### The problem
Would you return the entries below word for word?

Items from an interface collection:

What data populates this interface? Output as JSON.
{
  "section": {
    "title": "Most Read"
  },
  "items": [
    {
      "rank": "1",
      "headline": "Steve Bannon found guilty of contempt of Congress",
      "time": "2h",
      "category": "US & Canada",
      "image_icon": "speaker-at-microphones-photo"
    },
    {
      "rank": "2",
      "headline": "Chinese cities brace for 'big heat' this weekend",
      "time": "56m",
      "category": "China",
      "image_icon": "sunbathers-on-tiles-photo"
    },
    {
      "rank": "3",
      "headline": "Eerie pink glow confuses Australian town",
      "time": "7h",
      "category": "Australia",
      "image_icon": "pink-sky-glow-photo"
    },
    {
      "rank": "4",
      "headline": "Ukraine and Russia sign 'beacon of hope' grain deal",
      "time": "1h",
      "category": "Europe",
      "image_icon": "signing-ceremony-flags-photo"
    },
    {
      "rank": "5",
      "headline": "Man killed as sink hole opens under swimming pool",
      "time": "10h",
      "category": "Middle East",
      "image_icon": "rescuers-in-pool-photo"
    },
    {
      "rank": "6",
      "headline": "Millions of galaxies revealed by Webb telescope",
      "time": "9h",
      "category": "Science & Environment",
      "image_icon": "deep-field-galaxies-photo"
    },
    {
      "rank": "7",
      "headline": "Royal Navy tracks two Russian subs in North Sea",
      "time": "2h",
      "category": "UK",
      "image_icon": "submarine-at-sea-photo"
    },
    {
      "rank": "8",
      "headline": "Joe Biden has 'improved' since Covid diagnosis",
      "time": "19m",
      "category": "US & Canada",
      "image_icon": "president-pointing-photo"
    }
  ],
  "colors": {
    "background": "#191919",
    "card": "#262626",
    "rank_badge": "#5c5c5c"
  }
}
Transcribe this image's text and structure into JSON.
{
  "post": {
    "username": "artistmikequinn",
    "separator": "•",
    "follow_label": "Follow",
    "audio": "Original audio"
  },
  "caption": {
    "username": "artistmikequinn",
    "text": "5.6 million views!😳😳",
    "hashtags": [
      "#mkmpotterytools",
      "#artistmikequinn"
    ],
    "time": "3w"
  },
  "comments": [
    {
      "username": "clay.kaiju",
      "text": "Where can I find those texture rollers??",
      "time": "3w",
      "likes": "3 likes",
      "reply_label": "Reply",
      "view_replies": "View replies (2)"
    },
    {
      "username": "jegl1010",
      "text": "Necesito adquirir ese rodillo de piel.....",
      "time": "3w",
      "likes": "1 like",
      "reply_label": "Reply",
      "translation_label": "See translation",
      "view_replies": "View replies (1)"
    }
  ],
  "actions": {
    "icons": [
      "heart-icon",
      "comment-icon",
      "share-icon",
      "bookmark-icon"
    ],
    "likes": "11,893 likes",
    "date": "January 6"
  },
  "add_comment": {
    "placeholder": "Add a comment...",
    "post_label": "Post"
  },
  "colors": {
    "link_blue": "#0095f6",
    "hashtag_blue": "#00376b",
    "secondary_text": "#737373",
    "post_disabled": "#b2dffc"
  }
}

### Reply to the task
What data populates this interface? Output as JSON.
{
  "section": {
    "title": "Most Read"
  },
  "items": [
    {
      "rank": "1",
      "headline": "Steve Bannon found guilty of contempt of Congress",
      "time": "2h",
      "category": "US & Canada",
      "image_icon": "speaker-at-microphones-photo"
    },
    {
      "rank": "2",
      "headline": "Chinese cities brace for 'big heat' this weekend",
      "time": "56m",
      "category": "China",
      "image_icon": "sunbathers-on-tiles-photo"
    },
    {
      "rank": "3",
      "headline": "Eerie pink glow confuses Australian town",
      "time": "7h",
      "category": "Australia",
      "image_icon": "pink-sky-glow-photo"
    },
    {
      "rank": "4",
      "headline": "Ukraine and Russia sign 'beacon of hope' grain deal",
      "time": "1h",
      "category": "Europe",
      "image_icon": "signing-ceremony-flags-photo"
    },
    {
      "rank": "5",
      "headline": "Man killed as sink hole opens under swimming pool",
      "time": "10h",
      "category": "Middle East",
      "image_icon": "rescuers-in-pool-photo"
    },
    {
      "rank": "6",
      "headline": "Millions of galaxies revealed by Webb telescope",
      "time": "9h",
      "category": "Science & Environment",
      "image_icon": "deep-field-galaxies-photo"
    },
    {
      "rank": "7",
      "headline": "Royal Navy tracks two Russian subs in North Sea",
      "time": "2h",
      "category": "UK",
      "image_icon": "submarine-at-sea-photo"
    },
    {
      "rank": "8",
      "headline": "Joe Biden has 'improved' since Covid diagnosis",
      "time": "19m",
      "category": "US & Canada",
      "image_icon": "president-pointing-photo"
    }
  ],
  "colors": {
    "background": "#191919",
    "card": "#262626",
    "rank_badge": "#5c5c5c"
  }
}
Transcribe this image's text and structure into JSON.
{
  "post": {
    "username": "artistmikequinn",
    "separator": "•",
    "follow_label": "Follow",
    "audio": "Original audio"
  },
  "caption": {
    "username": "artistmikequinn",
    "text": "5.6 million views!😳😳",
    "hashtags": [
      "#mkmpotterytools",
      "#artistmikequinn"
    ],
    "time": "3w"
  },
  "comments": [
    {
      "username": "clay.kaiju",
      "text": "Where can I find those texture rollers??",
      "time": "3w",
      "likes": "3 likes",
      "reply_label": "Reply",
      "view_replies": "View replies (2)"
    },
    {
      "username": "jegl1010",
      "text": "Necesito adquirir ese rodillo de piel.....",
      "time": "3w",
      "likes": "1 like",
      "reply_label": "Reply",
      "translation_label": "See translation",
      "view_replies": "View replies (1)"
    }
  ],
  "actions": {
    "icons": [
      "heart-icon",
      "comment-icon",
      "share-icon",
      "bookmark-icon"
    ],
    "likes": "11,893 likes",
    "date": "January 6"
  },
  "add_comment": {
    "placeholder": "Add a comment...",
    "post_label": "Post"
  },
  "colors": {
    "link_blue": "#0095f6",
    "hashtag_blue": "#00376b",
    "secondary_text": "#737373",
    "post_disabled": "#b2dffc"
  }
}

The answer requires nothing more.